:: Task ::
From the line with "Convert this screenshot" through the final line of the entries below, write out each line exactly and nothing else.

:: Extracted data ::
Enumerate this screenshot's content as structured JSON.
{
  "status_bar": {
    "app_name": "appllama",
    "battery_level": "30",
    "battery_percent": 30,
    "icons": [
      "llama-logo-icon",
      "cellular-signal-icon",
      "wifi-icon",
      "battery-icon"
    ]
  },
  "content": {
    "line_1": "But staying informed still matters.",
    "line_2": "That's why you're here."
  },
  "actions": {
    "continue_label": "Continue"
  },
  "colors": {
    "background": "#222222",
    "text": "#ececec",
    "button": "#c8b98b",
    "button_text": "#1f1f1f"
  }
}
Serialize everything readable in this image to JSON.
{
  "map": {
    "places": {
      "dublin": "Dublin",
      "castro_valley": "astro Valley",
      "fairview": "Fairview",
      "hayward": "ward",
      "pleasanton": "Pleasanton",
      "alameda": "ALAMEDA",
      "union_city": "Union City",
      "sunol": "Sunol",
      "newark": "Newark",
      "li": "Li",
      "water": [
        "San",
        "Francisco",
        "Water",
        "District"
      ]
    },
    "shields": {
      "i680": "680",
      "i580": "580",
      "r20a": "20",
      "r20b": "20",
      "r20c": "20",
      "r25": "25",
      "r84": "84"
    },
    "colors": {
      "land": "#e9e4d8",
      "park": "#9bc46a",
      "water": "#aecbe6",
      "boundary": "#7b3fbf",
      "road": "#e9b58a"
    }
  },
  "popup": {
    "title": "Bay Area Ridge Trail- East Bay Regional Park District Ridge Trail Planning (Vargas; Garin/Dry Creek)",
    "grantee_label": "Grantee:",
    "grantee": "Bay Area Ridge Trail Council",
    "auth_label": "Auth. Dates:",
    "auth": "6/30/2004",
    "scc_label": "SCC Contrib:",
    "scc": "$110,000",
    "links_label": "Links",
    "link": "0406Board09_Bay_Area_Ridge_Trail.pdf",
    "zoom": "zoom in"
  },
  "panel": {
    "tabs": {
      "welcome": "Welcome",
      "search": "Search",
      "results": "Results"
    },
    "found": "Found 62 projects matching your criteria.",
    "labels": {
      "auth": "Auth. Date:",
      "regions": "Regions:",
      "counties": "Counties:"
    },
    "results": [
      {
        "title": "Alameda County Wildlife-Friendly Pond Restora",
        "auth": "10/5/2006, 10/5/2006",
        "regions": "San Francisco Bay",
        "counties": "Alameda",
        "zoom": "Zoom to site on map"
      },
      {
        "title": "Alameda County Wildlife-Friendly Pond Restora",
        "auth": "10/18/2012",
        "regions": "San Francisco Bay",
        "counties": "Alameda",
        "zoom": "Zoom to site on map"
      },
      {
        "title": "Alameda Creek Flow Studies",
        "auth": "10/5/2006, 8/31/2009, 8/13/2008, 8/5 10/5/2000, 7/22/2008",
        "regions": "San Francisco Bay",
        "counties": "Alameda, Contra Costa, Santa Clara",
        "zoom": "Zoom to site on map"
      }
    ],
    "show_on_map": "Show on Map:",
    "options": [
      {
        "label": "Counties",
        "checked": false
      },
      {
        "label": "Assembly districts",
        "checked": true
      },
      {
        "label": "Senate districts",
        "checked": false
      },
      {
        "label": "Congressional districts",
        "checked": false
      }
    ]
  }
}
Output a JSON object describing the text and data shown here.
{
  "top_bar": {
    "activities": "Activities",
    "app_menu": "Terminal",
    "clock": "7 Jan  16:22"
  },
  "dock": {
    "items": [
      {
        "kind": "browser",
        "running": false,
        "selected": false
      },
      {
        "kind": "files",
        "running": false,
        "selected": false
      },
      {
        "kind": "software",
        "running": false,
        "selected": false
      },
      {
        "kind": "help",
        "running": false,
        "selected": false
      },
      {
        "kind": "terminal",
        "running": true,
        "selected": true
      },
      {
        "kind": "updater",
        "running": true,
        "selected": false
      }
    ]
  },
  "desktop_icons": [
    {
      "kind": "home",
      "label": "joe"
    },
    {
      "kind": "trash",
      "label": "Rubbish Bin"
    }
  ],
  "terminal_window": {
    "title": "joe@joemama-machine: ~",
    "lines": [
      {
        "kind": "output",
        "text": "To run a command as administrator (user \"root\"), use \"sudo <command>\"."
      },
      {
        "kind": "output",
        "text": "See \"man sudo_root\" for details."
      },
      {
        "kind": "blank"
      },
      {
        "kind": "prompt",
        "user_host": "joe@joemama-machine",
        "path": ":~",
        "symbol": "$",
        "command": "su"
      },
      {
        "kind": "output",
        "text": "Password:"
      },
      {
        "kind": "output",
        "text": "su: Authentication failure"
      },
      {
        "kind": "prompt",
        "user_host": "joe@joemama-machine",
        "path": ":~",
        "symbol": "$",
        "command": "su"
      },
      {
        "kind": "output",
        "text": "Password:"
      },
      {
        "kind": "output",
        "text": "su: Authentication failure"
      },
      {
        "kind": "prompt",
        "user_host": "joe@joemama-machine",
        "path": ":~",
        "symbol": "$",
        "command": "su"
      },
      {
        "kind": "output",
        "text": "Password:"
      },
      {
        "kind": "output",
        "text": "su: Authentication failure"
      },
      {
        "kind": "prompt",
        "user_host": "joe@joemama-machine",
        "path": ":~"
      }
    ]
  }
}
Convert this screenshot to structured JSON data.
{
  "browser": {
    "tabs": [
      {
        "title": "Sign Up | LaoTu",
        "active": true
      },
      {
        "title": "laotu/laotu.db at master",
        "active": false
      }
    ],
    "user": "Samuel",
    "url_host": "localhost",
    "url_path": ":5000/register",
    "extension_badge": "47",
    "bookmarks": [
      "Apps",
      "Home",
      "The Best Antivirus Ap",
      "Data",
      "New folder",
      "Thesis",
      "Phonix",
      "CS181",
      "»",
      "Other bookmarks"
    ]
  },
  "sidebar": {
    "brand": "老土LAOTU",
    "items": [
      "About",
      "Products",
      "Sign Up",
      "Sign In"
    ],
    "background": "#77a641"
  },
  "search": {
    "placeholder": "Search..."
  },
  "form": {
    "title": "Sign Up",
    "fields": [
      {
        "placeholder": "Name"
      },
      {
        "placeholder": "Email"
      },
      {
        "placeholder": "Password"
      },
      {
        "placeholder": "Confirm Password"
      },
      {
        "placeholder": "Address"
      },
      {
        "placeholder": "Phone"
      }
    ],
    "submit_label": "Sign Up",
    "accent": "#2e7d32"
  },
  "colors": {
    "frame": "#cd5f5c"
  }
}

:: Exercise output ::
Convert this screenshot to structured JSON data.
{
  "browser": {
    "tabs": [
      {
        "title": "Sign Up | LaoTu",
        "active": true
      },
      {
        "title": "laotu/laotu.db at master",
        "active": false
      }
    ],
    "user": "Samuel",
    "url_host": "localhost",
    "url_path": ":5000/register",
    "extension_badge": "47",
    "bookmarks": [
      "Apps",
      "Home",
      "The Best Antivirus Ap",
      "Data",
      "New folder",
      "Thesis",
      "Phonix",
      "CS181",
      "»",
      "Other bookmarks"
    ]
  },
  "sidebar": {
    "brand": "老土LAOTU",
    "items": [
      "About",
      "Products",
      "Sign Up",
      "Sign In"
    ],
    "background": "#77a641"
  },
  "search": {
    "placeholder": "Search..."
  },
  "form": {
    "title": "Sign Up",
    "fields": [
      {
        "placeholder": "Name"
      },
      {
        "placeholder": "Email"
      },
      {
        "placeholder": "Password"
      },
      {
        "placeholder": "Confirm Password"
      },
      {
        "placeholder": "Address"
      },
      {
        "placeholder": "Phone"
      }
    ],
    "submit_label": "Sign Up",
    "accent": "#2e7d32"
  },
  "colors": {
    "frame": "#cd5f5c"
  }
}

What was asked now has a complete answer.